_Goal of the exercise_
While you copy the lines below, skip the pictures and keep the rest exact.

[Dataset items]
★ ★ ★ ★ ★
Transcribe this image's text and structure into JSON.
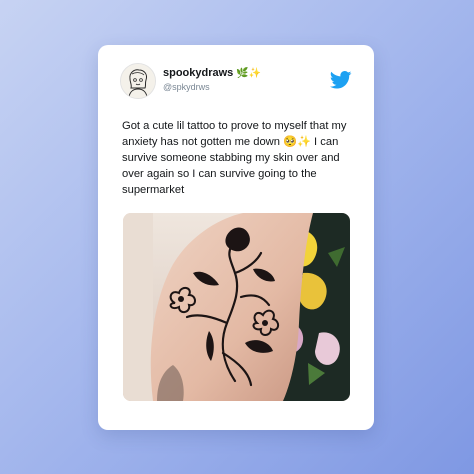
{
  "tweet": {
    "display_name": "spookydraws",
    "name_emoji": "🌿✨",
    "handle": "@spkydrws",
    "text": "Got a cute lil tattoo to prove to myself that my anxiety has not gotten me down 🥺✨ I can survive someone stabbing my skin over and over again so I can survive going to the supermarket",
    "icons": {
      "avatar": "avatar-illustration",
      "brand": "twitter-bird-icon"
    },
    "colors": {
      "brand_blue": "#1da1f2",
      "card_bg": "#ffffff",
      "text": "#14171a",
      "muted": "#7a8794",
      "background_start": "#c7d3f3",
      "background_end": "#7f98e3"
    },
    "photo": {
      "subject": "black-ink floral tattoo on forearm"
    }
  }
}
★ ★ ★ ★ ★
_Exercise solution_
Transcribe this image's text and structure into JSON.
{
  "tweet": {
    "display_name": "spookydraws",
    "name_emoji": "🌿✨",
    "handle": "@spkydrws",
    "text": "Got a cute lil tattoo to prove to myself that my anxiety has not gotten me down 🥺✨ I can survive someone stabbing my skin over and over again so I can survive going to the supermarket",
    "icons": {
      "avatar": "avatar-illustration",
      "brand": "twitter-bird-icon"
    },
    "colors": {
      "brand_blue": "#1da1f2",
      "card_bg": "#ffffff",
      "text": "#14171a",
      "muted": "#7a8794",
      "background_start": "#c7d3f3",
      "background_end": "#7f98e3"
    },
    "photo": {
      "subject": "black-ink floral tattoo on forearm"
    }
  }
}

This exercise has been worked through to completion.